RECORDS PROVIDED:
————

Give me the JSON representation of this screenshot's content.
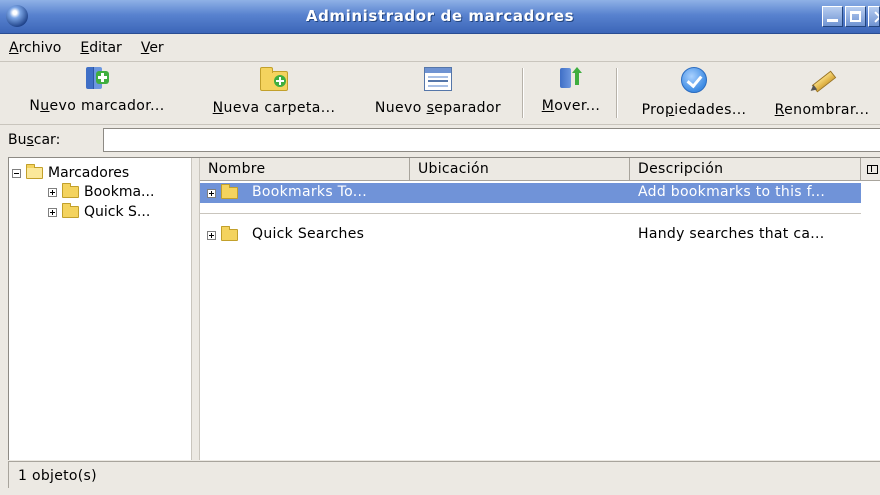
{
  "window": {
    "title": "Administrador de marcadores"
  },
  "menubar": {
    "items": [
      {
        "key": "A",
        "rest": "rchivo"
      },
      {
        "key": "E",
        "rest": "ditar"
      },
      {
        "key": "V",
        "rest": "er"
      }
    ]
  },
  "toolbar": {
    "new_bookmark": {
      "pre": "N",
      "key": "u",
      "post": "evo marcador...",
      "icon": "new-bookmark-icon"
    },
    "new_folder": {
      "pre": "",
      "key": "N",
      "post": "ueva carpeta...",
      "icon": "new-folder-icon"
    },
    "new_separator": {
      "pre": "Nuevo ",
      "key": "s",
      "post": "eparador",
      "icon": "new-separator-icon"
    },
    "move": {
      "pre": "",
      "key": "M",
      "post": "over...",
      "icon": "move-icon"
    },
    "properties": {
      "pre": "Pro",
      "key": "p",
      "post": "iedades...",
      "icon": "properties-check-icon"
    },
    "rename": {
      "pre": "",
      "key": "R",
      "post": "enombrar...",
      "icon": "rename-pencil-icon"
    }
  },
  "search": {
    "label_pre": "Bu",
    "label_key": "s",
    "label_post": "car:",
    "value": ""
  },
  "tree": {
    "root": {
      "label": "Marcadores",
      "expanded": true
    },
    "children": [
      {
        "label": "Bookma..."
      },
      {
        "label": "Quick S..."
      }
    ]
  },
  "list": {
    "columns": [
      "Nombre",
      "Ubicación",
      "Descripción"
    ],
    "rows": [
      {
        "name": "Bookmarks To...",
        "location": "",
        "description": "Add bookmarks to this f...",
        "selected": true
      },
      {
        "name": "Quick Searches",
        "location": "",
        "description": "Handy searches that ca...",
        "selected": false
      }
    ]
  },
  "status": {
    "text": "1 objeto(s)"
  },
  "colors": {
    "titlebar": "#5882cf",
    "selection": "#7093d8",
    "folder": "#f4d35e"
  }
}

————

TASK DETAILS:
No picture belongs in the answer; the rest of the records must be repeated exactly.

FINAL ANSWER:
Give me the JSON representation of this screenshot's content.
{
  "window": {
    "title": "Administrador de marcadores"
  },
  "menubar": {
    "items": [
      {
        "key": "A",
        "rest": "rchivo"
      },
      {
        "key": "E",
        "rest": "ditar"
      },
      {
        "key": "V",
        "rest": "er"
      }
    ]
  },
  "toolbar": {
    "new_bookmark": {
      "pre": "N",
      "key": "u",
      "post": "evo marcador...",
      "icon": "new-bookmark-icon"
    },
    "new_folder": {
      "pre": "",
      "key": "N",
      "post": "ueva carpeta...",
      "icon": "new-folder-icon"
    },
    "new_separator": {
      "pre": "Nuevo ",
      "key": "s",
      "post": "eparador",
      "icon": "new-separator-icon"
    },
    "move": {
      "pre": "",
      "key": "M",
      "post": "over...",
      "icon": "move-icon"
    },
    "properties": {
      "pre": "Pro",
      "key": "p",
      "post": "iedades...",
      "icon": "properties-check-icon"
    },
    "rename": {
      "pre": "",
      "key": "R",
      "post": "enombrar...",
      "icon": "rename-pencil-icon"
    }
  },
  "search": {
    "label_pre": "Bu",
    "label_key": "s",
    "label_post": "car:",
    "value": ""
  },
  "tree": {
    "root": {
      "label": "Marcadores",
      "expanded": true
    },
    "children": [
      {
        "label": "Bookma..."
      },
      {
        "label": "Quick S..."
      }
    ]
  },
  "list": {
    "columns": [
      "Nombre",
      "Ubicación",
      "Descripción"
    ],
    "rows": [
      {
        "name": "Bookmarks To...",
        "location": "",
        "description": "Add bookmarks to this f...",
        "selected": true
      },
      {
        "name": "Quick Searches",
        "location": "",
        "description": "Handy searches that ca...",
        "selected": false
      }
    ]
  },
  "status": {
    "text": "1 objeto(s)"
  },
  "colors": {
    "titlebar": "#5882cf",
    "selection": "#7093d8",
    "folder": "#f4d35e"
  }
}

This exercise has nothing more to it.